Here are 5 ways that winter can affect your lawn:
Snow mould is a lawn disease that can grow under the cover of snow over the duration of the winter. It can vary in its severity, but the risk is low if you’ve fertilized your lawn properly in the fall. Also, snow cover is often helpful for guarding from some of the other risks on this list. Overall snow is a positive thing because of the low-risk nature of getting snow mould.
To rehabilitate your lawn after snow mould, you can use core aeration to allow for your grass to regain its strength.
Crown dehydration occurs when there are frequent fluctuations in temperature. This causes the snow to melt and then freeze over top of the grass. How much the frozen grass is affected by the ice depends on the longevity of the freezing, the depth of the ice and the hardiness and health of your grass.
Although a healthier and fertilized lawn is more likely to survive, it’s hard to avoid this hazard. The most vulnerable spots are ones with poor drainage and the lowest points in the lawn.
Cold, dry and windy areas are often very vulnerable to lawn desiccation. These conditions prevent your lawn’s roots from gathering enough moisture to spread to the blades of the grass causing varying degrees of damage and potentially death.
Ensuring you grass’ roots are strong with a high-nitrogen fertilizer in the late fall can help your grass maintain its strength through the winter. You should also hope for snow as it is the best cover for your grass and can provide it with moisture while in its dormant stages.
Is there anything winter salting doesn’t damage? Your car, your boots, the bottom of your pants and yes, also your lawn.
In Canada, salt usually gathers along the edges of lawns as snow plows push snow to the side of the road and onto the curb. Once the snow melts and the ice trickles down into the soil and grass, it prevents the roots of your plants from absorbing the moisture and nutrients it needs to survive.
To make sure your lawn doesn’t suffer any further after the winter is over, deep-water soakings and an application of gypsum can help break down and flush out the salt.

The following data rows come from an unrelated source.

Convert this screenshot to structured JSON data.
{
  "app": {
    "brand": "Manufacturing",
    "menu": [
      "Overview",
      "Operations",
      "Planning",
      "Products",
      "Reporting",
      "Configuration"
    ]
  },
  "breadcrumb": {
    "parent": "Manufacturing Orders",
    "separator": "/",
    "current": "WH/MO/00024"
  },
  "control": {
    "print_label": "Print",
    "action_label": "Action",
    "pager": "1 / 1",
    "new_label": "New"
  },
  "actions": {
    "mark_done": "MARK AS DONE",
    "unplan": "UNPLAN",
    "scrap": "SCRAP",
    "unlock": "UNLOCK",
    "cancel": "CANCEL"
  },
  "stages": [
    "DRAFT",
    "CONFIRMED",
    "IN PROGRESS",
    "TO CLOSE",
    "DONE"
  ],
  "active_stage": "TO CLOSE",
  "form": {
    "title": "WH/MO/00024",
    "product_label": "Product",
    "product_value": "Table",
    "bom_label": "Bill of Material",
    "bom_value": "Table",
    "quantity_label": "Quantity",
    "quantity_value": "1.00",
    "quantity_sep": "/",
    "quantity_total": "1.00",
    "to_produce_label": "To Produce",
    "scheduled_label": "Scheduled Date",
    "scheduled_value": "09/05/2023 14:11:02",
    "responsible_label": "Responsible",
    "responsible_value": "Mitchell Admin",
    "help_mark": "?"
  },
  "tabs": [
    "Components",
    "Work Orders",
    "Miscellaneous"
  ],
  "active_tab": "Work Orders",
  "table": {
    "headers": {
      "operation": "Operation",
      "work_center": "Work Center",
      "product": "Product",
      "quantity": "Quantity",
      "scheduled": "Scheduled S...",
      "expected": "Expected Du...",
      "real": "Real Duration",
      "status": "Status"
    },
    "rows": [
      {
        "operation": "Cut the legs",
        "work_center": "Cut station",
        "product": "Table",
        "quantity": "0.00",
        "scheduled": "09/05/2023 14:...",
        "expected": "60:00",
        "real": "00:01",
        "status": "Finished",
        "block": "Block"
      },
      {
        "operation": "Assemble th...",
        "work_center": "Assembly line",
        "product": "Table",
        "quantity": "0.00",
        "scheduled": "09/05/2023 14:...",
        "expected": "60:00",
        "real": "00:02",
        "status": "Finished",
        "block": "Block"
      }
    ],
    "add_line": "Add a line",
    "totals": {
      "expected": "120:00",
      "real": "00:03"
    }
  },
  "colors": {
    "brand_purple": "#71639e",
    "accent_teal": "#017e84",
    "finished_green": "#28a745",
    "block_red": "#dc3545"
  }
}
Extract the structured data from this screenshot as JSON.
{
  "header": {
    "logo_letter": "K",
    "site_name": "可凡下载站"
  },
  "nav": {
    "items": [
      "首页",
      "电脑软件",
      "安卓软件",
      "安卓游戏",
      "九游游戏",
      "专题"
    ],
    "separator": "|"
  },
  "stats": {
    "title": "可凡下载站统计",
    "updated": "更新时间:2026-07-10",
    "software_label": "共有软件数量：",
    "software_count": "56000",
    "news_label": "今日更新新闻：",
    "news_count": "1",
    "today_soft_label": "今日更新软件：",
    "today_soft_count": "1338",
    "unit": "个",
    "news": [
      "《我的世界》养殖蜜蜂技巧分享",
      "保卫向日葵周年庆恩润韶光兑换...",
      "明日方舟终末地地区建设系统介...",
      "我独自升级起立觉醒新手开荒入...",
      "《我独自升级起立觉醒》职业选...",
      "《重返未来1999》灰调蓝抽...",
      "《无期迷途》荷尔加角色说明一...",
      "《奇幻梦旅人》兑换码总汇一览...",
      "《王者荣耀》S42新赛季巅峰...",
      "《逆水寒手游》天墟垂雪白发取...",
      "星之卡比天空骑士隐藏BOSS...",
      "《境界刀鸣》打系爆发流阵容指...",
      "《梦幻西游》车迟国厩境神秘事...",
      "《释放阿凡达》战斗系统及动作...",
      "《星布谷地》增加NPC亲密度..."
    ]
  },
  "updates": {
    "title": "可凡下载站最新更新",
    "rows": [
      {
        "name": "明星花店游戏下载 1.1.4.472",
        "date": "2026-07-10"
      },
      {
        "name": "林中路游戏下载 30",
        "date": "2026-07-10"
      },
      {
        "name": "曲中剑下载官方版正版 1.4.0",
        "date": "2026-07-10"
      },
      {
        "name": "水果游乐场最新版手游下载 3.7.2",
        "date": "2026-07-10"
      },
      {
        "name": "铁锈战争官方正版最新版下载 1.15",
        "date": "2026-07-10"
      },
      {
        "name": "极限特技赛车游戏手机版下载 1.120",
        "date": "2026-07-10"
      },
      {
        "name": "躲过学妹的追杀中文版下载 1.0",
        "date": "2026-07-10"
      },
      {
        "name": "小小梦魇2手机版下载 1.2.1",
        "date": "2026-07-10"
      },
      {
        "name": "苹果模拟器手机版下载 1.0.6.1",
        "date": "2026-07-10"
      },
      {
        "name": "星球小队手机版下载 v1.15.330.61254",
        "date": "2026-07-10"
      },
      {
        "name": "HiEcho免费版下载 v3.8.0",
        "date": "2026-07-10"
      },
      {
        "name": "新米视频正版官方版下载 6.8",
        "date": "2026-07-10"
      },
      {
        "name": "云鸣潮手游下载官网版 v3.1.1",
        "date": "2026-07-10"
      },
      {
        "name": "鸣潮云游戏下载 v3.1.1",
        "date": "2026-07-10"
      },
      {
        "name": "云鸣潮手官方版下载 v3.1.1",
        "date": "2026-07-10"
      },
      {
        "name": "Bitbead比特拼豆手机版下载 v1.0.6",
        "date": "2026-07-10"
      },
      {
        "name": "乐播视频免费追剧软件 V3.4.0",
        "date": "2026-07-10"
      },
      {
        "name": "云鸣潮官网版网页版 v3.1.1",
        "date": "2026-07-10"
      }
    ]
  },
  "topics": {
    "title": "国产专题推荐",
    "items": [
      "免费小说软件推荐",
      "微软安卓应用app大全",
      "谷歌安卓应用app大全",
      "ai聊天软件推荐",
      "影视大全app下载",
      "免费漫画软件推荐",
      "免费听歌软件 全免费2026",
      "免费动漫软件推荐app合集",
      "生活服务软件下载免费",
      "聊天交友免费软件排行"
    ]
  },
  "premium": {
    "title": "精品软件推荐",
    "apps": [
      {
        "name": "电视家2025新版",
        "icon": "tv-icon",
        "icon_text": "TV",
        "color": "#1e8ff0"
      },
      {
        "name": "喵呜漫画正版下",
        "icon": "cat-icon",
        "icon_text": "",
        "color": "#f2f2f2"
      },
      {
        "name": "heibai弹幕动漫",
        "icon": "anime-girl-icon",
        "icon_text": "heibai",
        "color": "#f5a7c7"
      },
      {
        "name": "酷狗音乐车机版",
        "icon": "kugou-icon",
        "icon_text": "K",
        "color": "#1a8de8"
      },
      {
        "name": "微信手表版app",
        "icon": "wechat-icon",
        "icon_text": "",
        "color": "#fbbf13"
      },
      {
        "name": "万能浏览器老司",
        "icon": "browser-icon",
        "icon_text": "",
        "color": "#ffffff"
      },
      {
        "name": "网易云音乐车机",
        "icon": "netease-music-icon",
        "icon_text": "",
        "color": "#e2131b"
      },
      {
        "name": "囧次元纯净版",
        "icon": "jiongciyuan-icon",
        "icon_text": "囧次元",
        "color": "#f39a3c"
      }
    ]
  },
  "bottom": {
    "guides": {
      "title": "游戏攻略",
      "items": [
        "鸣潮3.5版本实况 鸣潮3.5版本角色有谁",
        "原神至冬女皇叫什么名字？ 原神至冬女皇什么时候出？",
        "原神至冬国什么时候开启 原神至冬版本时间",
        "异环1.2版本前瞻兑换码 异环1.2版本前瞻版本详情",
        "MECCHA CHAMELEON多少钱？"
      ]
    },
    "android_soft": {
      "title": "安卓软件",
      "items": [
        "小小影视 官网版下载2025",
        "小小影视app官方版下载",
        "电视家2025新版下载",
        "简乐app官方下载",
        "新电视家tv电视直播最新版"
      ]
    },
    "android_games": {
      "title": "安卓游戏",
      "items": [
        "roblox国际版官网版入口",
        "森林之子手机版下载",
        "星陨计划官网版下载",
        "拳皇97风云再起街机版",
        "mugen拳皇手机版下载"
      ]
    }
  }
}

All of the above possibilities can vary in severity and the worst-case scenario in each of them is the death of your plants and lawn.
If only in small patches, you should be able to regrow the patches with over seeding, core aeration and top dressing. In extreme cases, you may have to turn to more reconstructive methods.
One of the most effective ways to avoid the perils of winter on your lawn is to sign up for a program with Hometurf Lawn Care. We can provide many of the services needed to fend off lawn disease or other threats and we have the best advice to help your lawn bounce back healthy and green come the spring.